Cyclone Biparjoy, formed over east-central and adjoining southeast Arabian Sea at 11:30 pm on Tuesday near Goa, is expected to intensify into a very severe cyclonic storm and move north-northwestwards in the next six hours, India Meteorological Department said.
“Biparjoy formed at 2330 IST of 6 June near lat 12.5°N and lon 66.0°E, about 900km WSW of Goa. Likely to move nearly northwards and intensify into SCS during the next 6 hours,” the IMD said in its bulletin.
The cyclonic storm is likely to move north-northwestward towards Pakistan coast, with winds gusting up to 170kmph, the IMD said, adding that squally winds gusting up to 60kmph may be witnessed along and off the Karnataka-Goa-Maharashtra coasts during June 8-10.
Cyclone #Biparjoy up to 70 kts (80 mph) as it moves over the warmest waters in the world.Strengthening does look likely, especially as the shear looks to decrease as the system moves north. pic.twitter.com/Sq6PESl4gf
— Michael Ferragamo (@FerragamoWx) June 6, 2023
A leading national daily quoting experts stated that ‘Biparjoy’ may not have a major impact on India’s west coast but it can further delay the onset of monsoon over Kerala by “driving away moisture”.
The monsoon normally reaches the southern state by June 1. The southeast monsoon arrived in the southern state on May 29 last year, June 3 in 2021, June 1 in 2020, June 8 in 2019 and May 29 in 2018.
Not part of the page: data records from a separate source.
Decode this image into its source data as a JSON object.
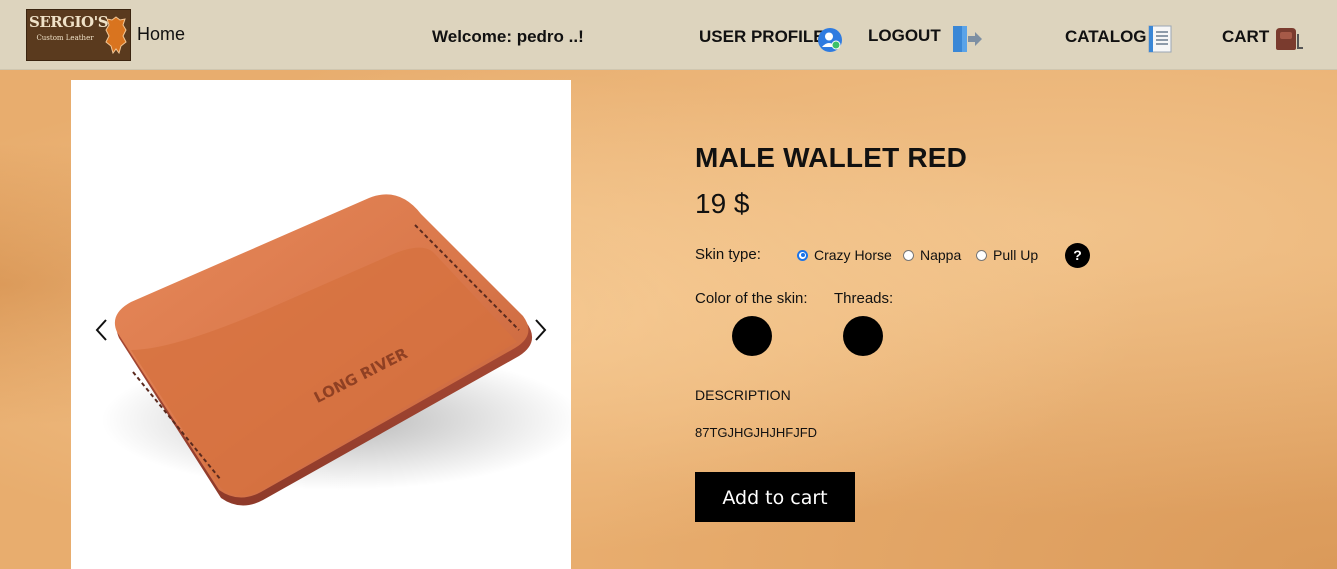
{
  "nav": {
    "logo": {
      "line1": "SERGIO'S",
      "line2": "Custom Leather"
    },
    "home": "Home",
    "welcome": "Welcome: pedro ..!",
    "user_profile": "USER PROFILE",
    "logout": "LOGOUT",
    "catalog": "CATALOG",
    "cart": "CART",
    "icons": [
      "user-profile-icon",
      "logout-icon",
      "catalog-icon",
      "cart-icon"
    ]
  },
  "product": {
    "image_imprint": "LONG RIVER",
    "title": "MALE WALLET RED",
    "price": "19 $",
    "skin_type_label": "Skin type:",
    "skin_types": [
      {
        "label": "Crazy Horse",
        "checked": true
      },
      {
        "label": "Nappa",
        "checked": false
      },
      {
        "label": "Pull Up",
        "checked": false
      }
    ],
    "help": "?",
    "skin_color_label": "Color of the skin:",
    "threads_label": "Threads:",
    "skin_color": "#000000",
    "thread_color": "#000000",
    "description_title": "DESCRIPTION",
    "description": "87TGJHGJHJHFJFD",
    "add_to_cart": "Add to cart"
  },
  "colors": {
    "navbar": "#ddd4be",
    "background": "#e8ad6e",
    "accent_radio": "#1a73e8",
    "wallet": "#d9774a"
  }
}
A report in Times of India quoted Roxy Mathew Koll, senior climate expert from Indian Institute of Tropical Meteorology (IITM), Pune, as saying: “Biparjoy is much away from the Indian coast as compared to Nisarga or Tauktae. This Arabian Sea cyclone will not affect the west coast directly, except some bursts of winds from a combination of cyclone gusts and background monsoon winds. But since it has formed over the Arabian Sea and is moving north-northwestward, it could drive the moisture away from India. This can hamper the onset and progression of the monsoon.”
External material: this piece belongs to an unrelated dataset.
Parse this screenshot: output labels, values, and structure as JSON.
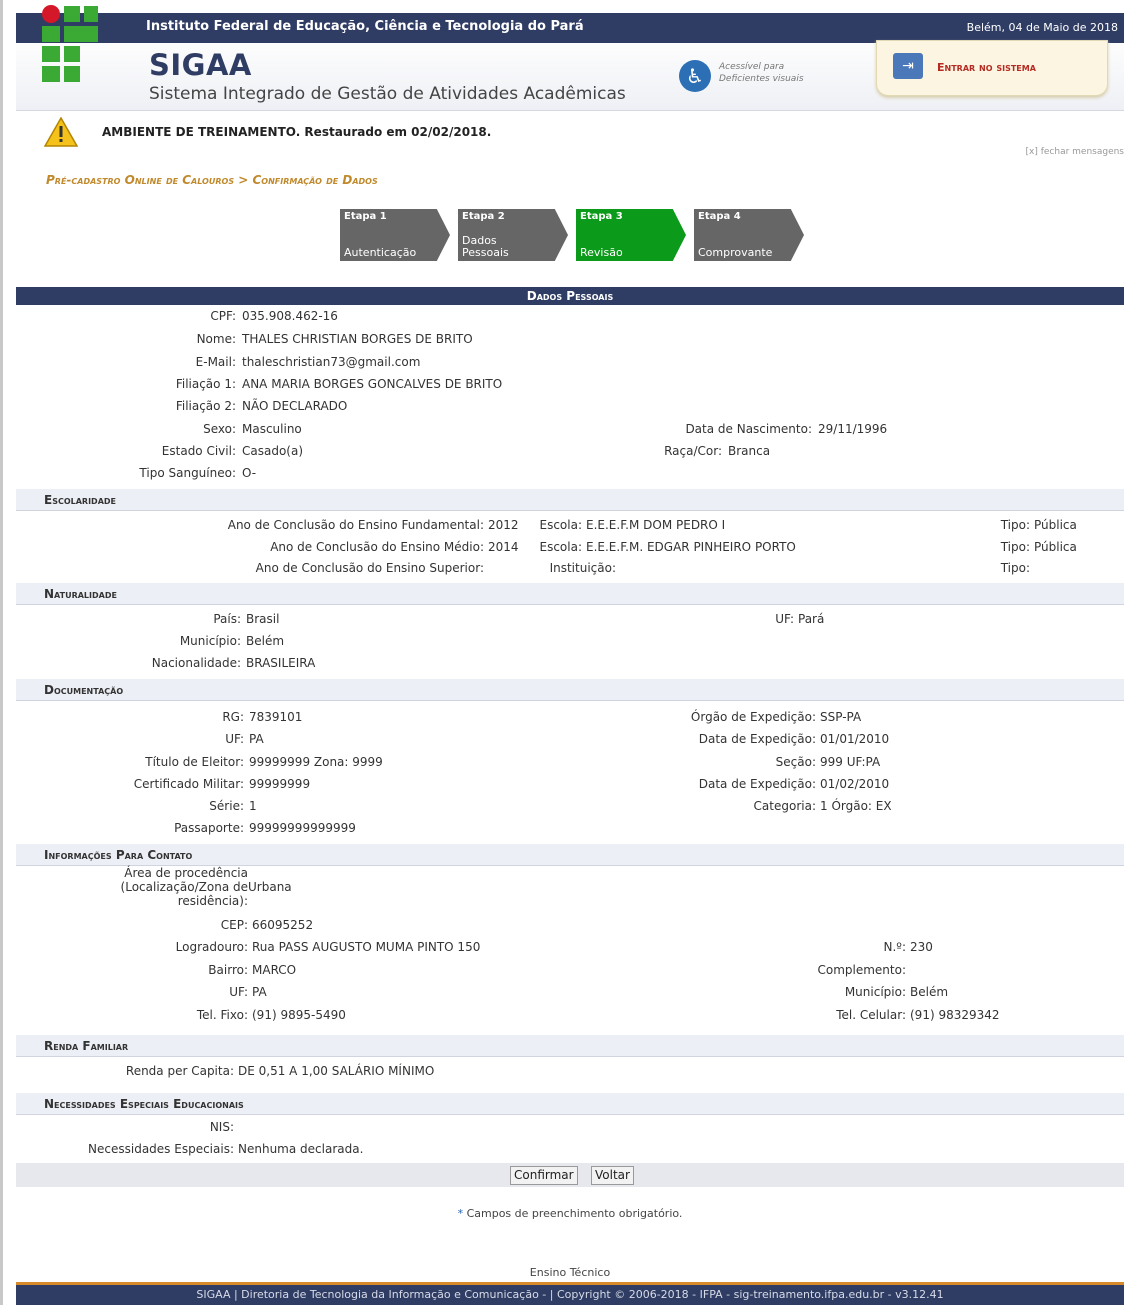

News agency PTI, howeever, quoted scientists as saying a slightly delayed onset over Kerala does not mean that the monsoon will reach other parts of the country late. It also does not impact the total rainfall over the country during the season.
India is expected to get normal rainfall during the southwest monsoon season despite the evolving El Nino conditions, the IMD had earlier said. Northwest India is expected to see normal to below-normal rainfall. East and northeast, central, and south peninsula are expected to receive normal rainfall at 94-106 per cent of the long-period average of 87 centimetres.
Interestingly, a Twitter user, who claims to be a weather expert, said that three cyclonic systems are active in the Pacific at the moment — Chedeng that will affect parts of Japan, another storm that may make a landfall in China’s Hainan and Biparjoy that’s likely to affect India.
Philippines weather bureau on Tuesday said that ‘Chedeng’ has intensified into a tropical storm and may be upgraded to typhoon category by Thursday.
PACIFIC WAKES UP AS 3 SYSTEMS ACTIVE RIGHT NOW | #ChedengPH (GUCHOL) CURRENTLY EXPECTED TO BE A CATEGORY 1-3 TYPHOON AFFECTING SOME PARTS OF JAPAN, #99W MAKES LANDFALL IN HAINAN, CHINA, #90W NEW SYSTEM, CYCLONE #Biparjoy EXPECTED TO BE A CATEGORY 4 CYCLONE. pic.twitter.com/HkYNvVXcYl— Mason Sunga (WEATHERMAN) (@MazonSunga) June 7, 2023
(details to follow)